Porsche Taycan 2021: First drive review
Tim Nicholson takes the stunning all-electric Porsche Taycan for a first drive.
Porsche’s first production electric vehicle has been a long time coming. The German brand first teased punters with the achingly beautiful Mission E concept at the 2015 Frankfurt Motor Show. That vehicle previewed the production model – dubbed Taycan – that was revealed in late 2019. And now, nearly six years after it all started, the Taycan has finally hit Australian shores. It’s in demand too, with plenty of cashed-up Aussies putting orders in well before its launch.
Wisely, Porsche largely retained the design of the concept. There aren’t too many vehicles with this sort of road presence. The Taycan attracts attention everywhere, with dozens of people craning their heads for a look during our launch drive. But there’s much more to this head-turner than its striking looks. The brand promises that the EV drives like any other Porsche sportscar. But can it really match the dynamism and performance of a 911?
What do you get for the price?
The Taycan starts at $190,400 before on-road costs for the 4S. Prices increase sharply to $268,500 for the mid-range Turbo, while the flagship Turbo S starts at $338,500. This pricing puts the Porsche in the league of its Panamera stablemate, the Mercedes-AMG GT four door and more.
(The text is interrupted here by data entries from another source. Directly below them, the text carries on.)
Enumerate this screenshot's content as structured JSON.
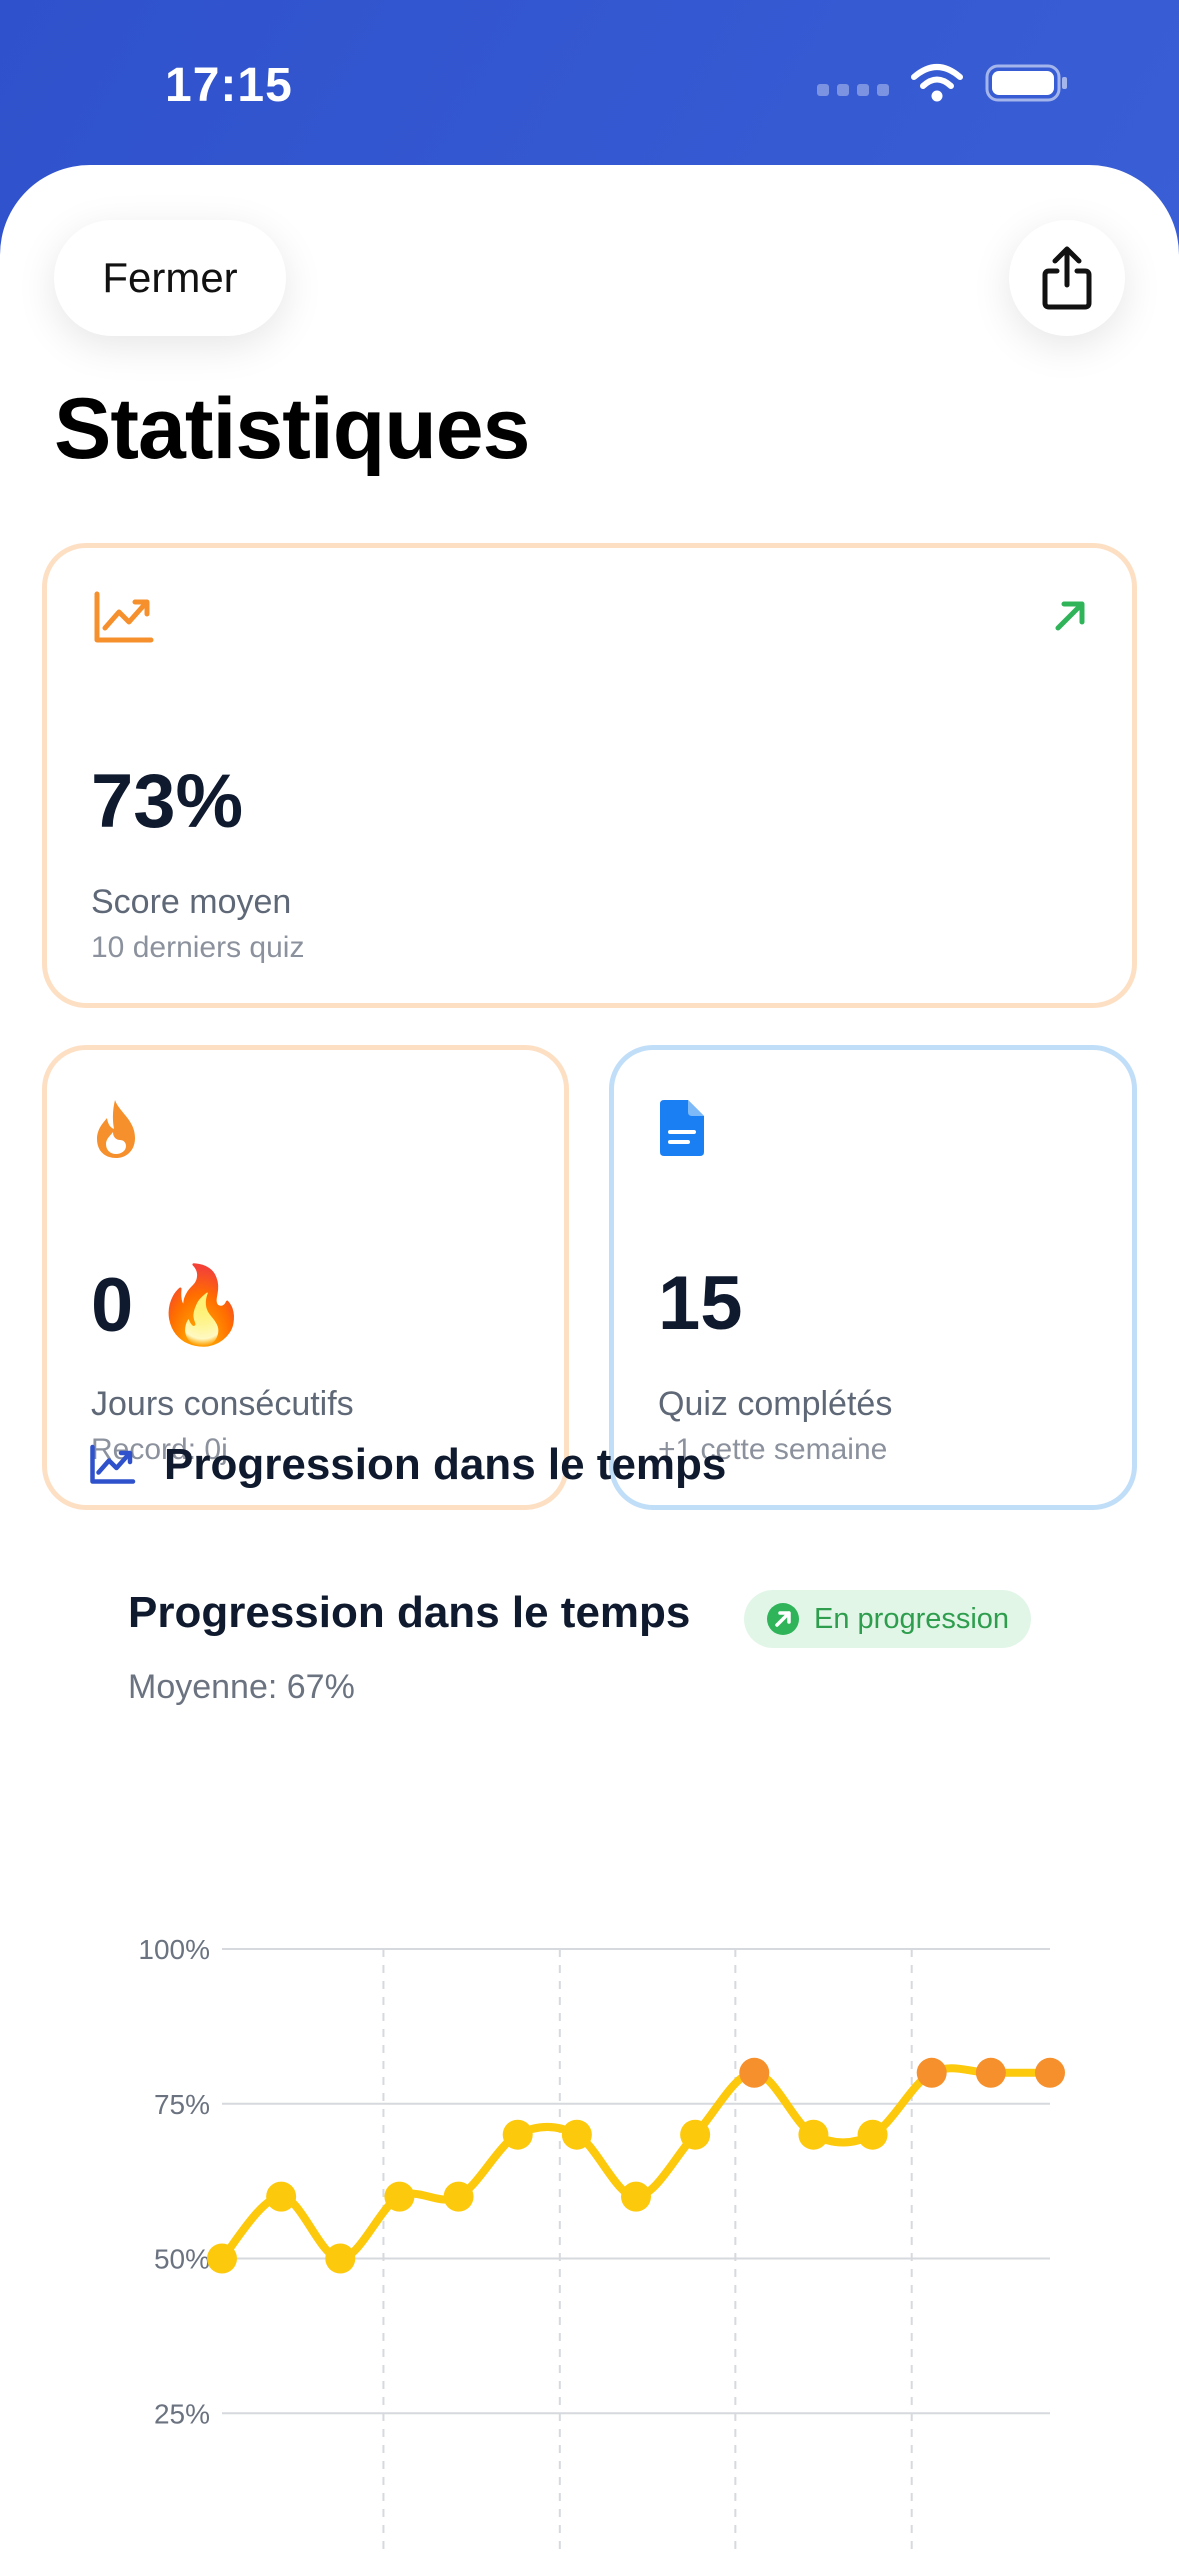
{
  "status_bar": {
    "time": "17:15"
  },
  "header": {
    "close_label": "Fermer",
    "title": "Statistiques"
  },
  "cards": {
    "avg": {
      "value": "73%",
      "label": "Score moyen",
      "sub": "10 derniers quiz"
    },
    "streak": {
      "value": "0 🔥",
      "label": "Jours consécutifs",
      "sub": "Record: 0j"
    },
    "quiz": {
      "value": "15",
      "label": "Quiz complétés",
      "sub": "+1 cette semaine"
    }
  },
  "section": {
    "title": "Progression dans le temps"
  },
  "chart_header": {
    "title": "Progression dans le temps",
    "badge": "En progression",
    "subtitle": "Moyenne: 67%"
  },
  "colors": {
    "accent_blue": "#2f52cc",
    "card_orange": "#f5902d",
    "card_blue": "#1a7ff2",
    "line_yellow": "#fcc90d",
    "point_orange": "#f5902d",
    "trend_green": "#2fb45a"
  },
  "icons": {
    "share": "share-icon",
    "avg_card": "trending-up-icon",
    "avg_trend": "arrow-up-right-icon",
    "streak_card": "flame-icon",
    "quiz_card": "document-icon",
    "section": "trending-up-icon",
    "badge": "arrow-up-right-icon"
  },
  "chart_data": {
    "type": "line",
    "y_ticks": [
      "100%",
      "75%",
      "50%",
      "25%"
    ],
    "ylim": [
      0,
      100
    ],
    "grid": true,
    "series": [
      {
        "values": [
          50,
          60,
          50,
          60,
          60,
          70,
          70,
          60,
          70,
          80,
          70,
          70,
          80,
          80,
          80
        ],
        "highlighted": [
          false,
          false,
          false,
          false,
          false,
          false,
          false,
          false,
          false,
          true,
          false,
          false,
          true,
          true,
          true
        ]
      }
    ]
  }
}
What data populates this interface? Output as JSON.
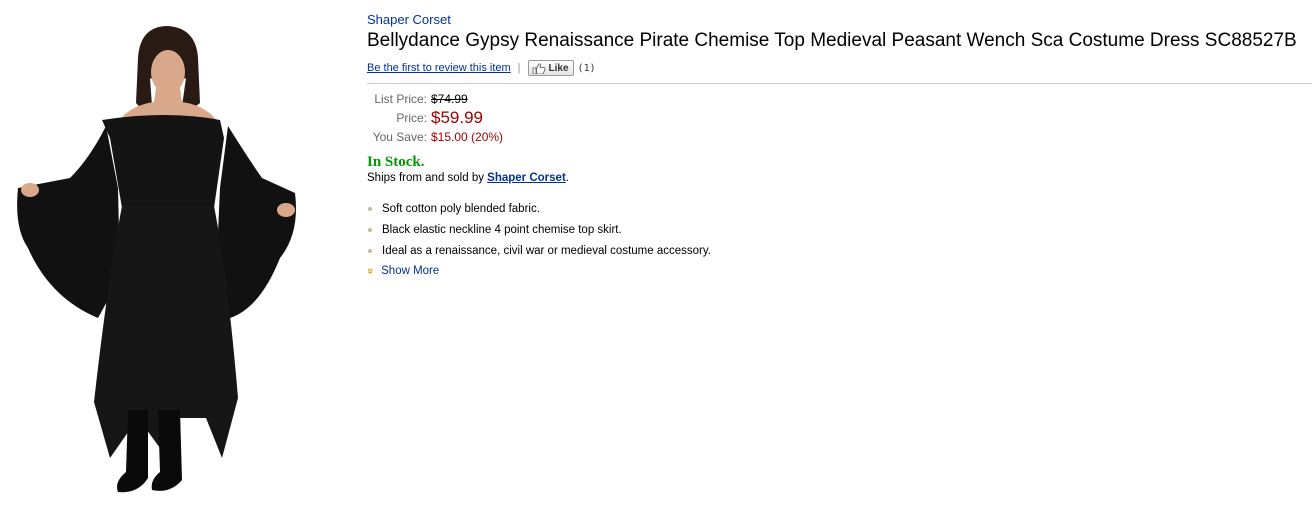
{
  "product": {
    "brand": "Shaper Corset",
    "title": "Bellydance Gypsy Renaissance Pirate Chemise Top Medieval Peasant Wench Sca Costume Dress SC88527B",
    "review_link": "Be the first to review this item",
    "separator": "|",
    "like_label": "Like",
    "like_count": "(1)"
  },
  "pricing": {
    "list_price_label": "List Price:",
    "list_price": "$74.99",
    "price_label": "Price:",
    "price": "$59.99",
    "you_save_label": "You Save:",
    "you_save": "$15.00 (20%)"
  },
  "availability": {
    "stock": "In Stock.",
    "ships_prefix": "Ships from and sold by ",
    "seller": "Shaper Corset",
    "ships_suffix": "."
  },
  "features": [
    "Soft cotton poly blended fabric.",
    "Black elastic neckline 4 point chemise top skirt.",
    "Ideal as a renaissance, civil war or medieval costume accessory."
  ],
  "show_more": "Show More",
  "colors": {
    "link": "#003399",
    "price": "#990000",
    "in_stock": "#009900"
  }
}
The original high-performance EV sedan, the Tesla Model S, starts from around $134,000. Later this year, fellow Volkswagen Group brand Audi will launch the gorgeous e-tron GT four-door coupe, which shares its bones with the Taycan.
Just some of the standard equipment offered includes 14-way seats with memory package, heated and ventilated front seats, heated multifunction sport steering wheel, Bose surround-sound system, digital radio and wireless Apple CarPlay. Higher grades naturally gain a lot more standard gear and there are a bunch of options packages for lighting, interior trim and more. Some features – like a head-up display –should be standard.
How safe is it?
The Taycan is yet to be crash tested by ANCAP. It has, however, received a five-star rating from Euro NCAP. From the 4S up, standard safety gear includes a suite of airbags with side airbags in the rear, adaptive cruise control, lane-change assist, lane-keeping assist, autonomous emergency braking with cyclist and pedestrian detection, and an ‘active bonnet’ to minimise injury to pedestrians in a collision.
What’s it like inside?
The interior has a similar vibe to other current-model Porsches, notably the Panamera four-door coupe. Most vehicle functions are housed in one of three touchscreens – two in the centre stack and the 16.8-inch curved instrument display which has touch functions for the chassis and drive models. An optional touchscreen for the front passenger integrates into the main 10.9-inch central screen.
The entire multimedia setup is impressive and will appeal to tech heads, but sometimes it feels like overkill. For example, to adjust the air vents you have to go into a menu on the central screen and touch the display to change the direction of airflow. It’s a bit unnecessary.
In all variants the well-bolstered seats and trim feel high quality, and there is a leather-free trim option. Rear-seat space is tight and can’t match the leg room of the Panamera – it’s best suited to children or short trips for adults. Rear visibility is hampered by the tiny rear windscreen, so you’ll need to rely on the parking cameras and aids.
What’s under the bonnet?
An 84-litre cargo space sits under the bonnet of the Taycan – one of two that also includes the 366-litre rear boot. But what powers the Taycan is a pair of electric motors on each axle, making it all-wheel drive. The 4S pumps out 320kW/640Nm and is paired with a 79.2kWh battery. It can cover 0-100kmh in four seconds. You can tick the Performance Battery Plus option box which ups power and torque to 360kW/650Nm for a cool $11,590.
The Turbo ups outputs to 460kW/850Nm and battery capacity to 93.4kWh, making for a brisk 0-100kmh dash time of 3.2 seconds. The Turbo S claims 560kW/1050Nm, the same battery capacity as the Turbo and a blistering 2.8-second 0-100kmh sprint. (Don’t let the ‘Turbo’ fool you. Being an EV, there is no turbocharger fitted. Porsche just decided to retain it as a variant name to match the rest of its model range.)
The chassis is made up of aluminium double-wishbone front and multilink rear suspension, Porsche 4D Chassis Control which uses electromechanical anti-roll bars to prevent body roll, and Porsche Active Suspension Management with Range, Normal, Sport and Sport Plus modes.